- Instructions to follow:
Word for word, restate each entry that appears below.

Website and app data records
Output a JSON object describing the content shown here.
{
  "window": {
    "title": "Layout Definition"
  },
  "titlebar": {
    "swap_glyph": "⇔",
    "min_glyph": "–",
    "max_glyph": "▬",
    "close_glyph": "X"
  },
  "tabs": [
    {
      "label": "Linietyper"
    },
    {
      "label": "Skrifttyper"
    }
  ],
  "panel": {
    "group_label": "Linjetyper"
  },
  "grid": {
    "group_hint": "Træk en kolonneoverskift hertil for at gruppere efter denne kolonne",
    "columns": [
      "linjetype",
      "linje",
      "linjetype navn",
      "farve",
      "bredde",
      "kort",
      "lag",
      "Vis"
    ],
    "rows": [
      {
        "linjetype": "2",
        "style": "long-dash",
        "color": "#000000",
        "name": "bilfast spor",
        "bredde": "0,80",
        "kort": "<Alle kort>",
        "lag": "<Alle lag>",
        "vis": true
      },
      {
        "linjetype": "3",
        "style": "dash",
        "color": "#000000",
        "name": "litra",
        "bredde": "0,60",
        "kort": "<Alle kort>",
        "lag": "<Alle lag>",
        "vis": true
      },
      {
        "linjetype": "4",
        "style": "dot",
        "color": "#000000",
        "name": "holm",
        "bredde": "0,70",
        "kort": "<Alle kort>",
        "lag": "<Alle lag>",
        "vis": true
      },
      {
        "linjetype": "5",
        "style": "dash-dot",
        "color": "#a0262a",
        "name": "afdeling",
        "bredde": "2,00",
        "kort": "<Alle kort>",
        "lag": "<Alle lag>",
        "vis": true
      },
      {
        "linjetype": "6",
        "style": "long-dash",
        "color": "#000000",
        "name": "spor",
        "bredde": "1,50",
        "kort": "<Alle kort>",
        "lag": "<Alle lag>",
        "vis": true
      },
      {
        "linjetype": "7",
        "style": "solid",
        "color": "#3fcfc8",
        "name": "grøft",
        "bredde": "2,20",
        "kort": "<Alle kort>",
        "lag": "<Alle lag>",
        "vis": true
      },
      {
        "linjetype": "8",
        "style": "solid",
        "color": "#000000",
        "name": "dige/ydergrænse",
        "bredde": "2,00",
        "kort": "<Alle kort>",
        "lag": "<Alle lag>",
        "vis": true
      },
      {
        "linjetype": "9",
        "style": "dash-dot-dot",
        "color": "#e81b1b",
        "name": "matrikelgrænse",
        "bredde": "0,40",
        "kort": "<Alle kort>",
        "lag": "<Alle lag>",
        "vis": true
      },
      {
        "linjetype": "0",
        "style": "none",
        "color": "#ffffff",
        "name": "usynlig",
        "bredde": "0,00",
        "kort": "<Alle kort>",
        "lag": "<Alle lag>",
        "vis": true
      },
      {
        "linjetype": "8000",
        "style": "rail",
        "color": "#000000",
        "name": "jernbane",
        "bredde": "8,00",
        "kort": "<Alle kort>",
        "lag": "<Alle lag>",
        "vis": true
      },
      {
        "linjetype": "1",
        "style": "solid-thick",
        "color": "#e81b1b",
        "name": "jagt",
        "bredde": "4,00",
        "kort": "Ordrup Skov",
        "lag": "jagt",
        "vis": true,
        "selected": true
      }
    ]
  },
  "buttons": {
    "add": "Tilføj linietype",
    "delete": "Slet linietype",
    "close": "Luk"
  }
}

- Written answer:
Output a JSON object describing the content shown here.
{
  "window": {
    "title": "Layout Definition"
  },
  "titlebar": {
    "swap_glyph": "⇔",
    "min_glyph": "–",
    "max_glyph": "▬",
    "close_glyph": "X"
  },
  "tabs": [
    {
      "label": "Linietyper"
    },
    {
      "label": "Skrifttyper"
    }
  ],
  "panel": {
    "group_label": "Linjetyper"
  },
  "grid": {
    "group_hint": "Træk en kolonneoverskift hertil for at gruppere efter denne kolonne",
    "columns": [
      "linjetype",
      "linje",
      "linjetype navn",
      "farve",
      "bredde",
      "kort",
      "lag",
      "Vis"
    ],
    "rows": [
      {
        "linjetype": "2",
        "style": "long-dash",
        "color": "#000000",
        "name": "bilfast spor",
        "bredde": "0,80",
        "kort": "<Alle kort>",
        "lag": "<Alle lag>",
        "vis": true
      },
      {
        "linjetype": "3",
        "style": "dash",
        "color": "#000000",
        "name": "litra",
        "bredde": "0,60",
        "kort": "<Alle kort>",
        "lag": "<Alle lag>",
        "vis": true
      },
      {
        "linjetype": "4",
        "style": "dot",
        "color": "#000000",
        "name": "holm",
        "bredde": "0,70",
        "kort": "<Alle kort>",
        "lag": "<Alle lag>",
        "vis": true
      },
      {
        "linjetype": "5",
        "style": "dash-dot",
        "color": "#a0262a",
        "name": "afdeling",
        "bredde": "2,00",
        "kort": "<Alle kort>",
        "lag": "<Alle lag>",
        "vis": true
      },
      {
        "linjetype": "6",
        "style": "long-dash",
        "color": "#000000",
        "name": "spor",
        "bredde": "1,50",
        "kort": "<Alle kort>",
        "lag": "<Alle lag>",
        "vis": true
      },
      {
        "linjetype": "7",
        "style": "solid",
        "color": "#3fcfc8",
        "name": "grøft",
        "bredde": "2,20",
        "kort": "<Alle kort>",
        "lag": "<Alle lag>",
        "vis": true
      },
      {
        "linjetype": "8",
        "style": "solid",
        "color": "#000000",
        "name": "dige/ydergrænse",
        "bredde": "2,00",
        "kort": "<Alle kort>",
        "lag": "<Alle lag>",
        "vis": true
      },
      {
        "linjetype": "9",
        "style": "dash-dot-dot",
        "color": "#e81b1b",
        "name": "matrikelgrænse",
        "bredde": "0,40",
        "kort": "<Alle kort>",
        "lag": "<Alle lag>",
        "vis": true
      },
      {
        "linjetype": "0",
        "style": "none",
        "color": "#ffffff",
        "name": "usynlig",
        "bredde": "0,00",
        "kort": "<Alle kort>",
        "lag": "<Alle lag>",
        "vis": true
      },
      {
        "linjetype": "8000",
        "style": "rail",
        "color": "#000000",
        "name": "jernbane",
        "bredde": "8,00",
        "kort": "<Alle kort>",
        "lag": "<Alle lag>",
        "vis": true
      },
      {
        "linjetype": "1",
        "style": "solid-thick",
        "color": "#e81b1b",
        "name": "jagt",
        "bredde": "4,00",
        "kort": "Ordrup Skov",
        "lag": "jagt",
        "vis": true,
        "selected": true
      }
    ]
  },
  "buttons": {
    "add": "Tilføj linietype",
    "delete": "Slet linietype",
    "close": "Luk"
  }
}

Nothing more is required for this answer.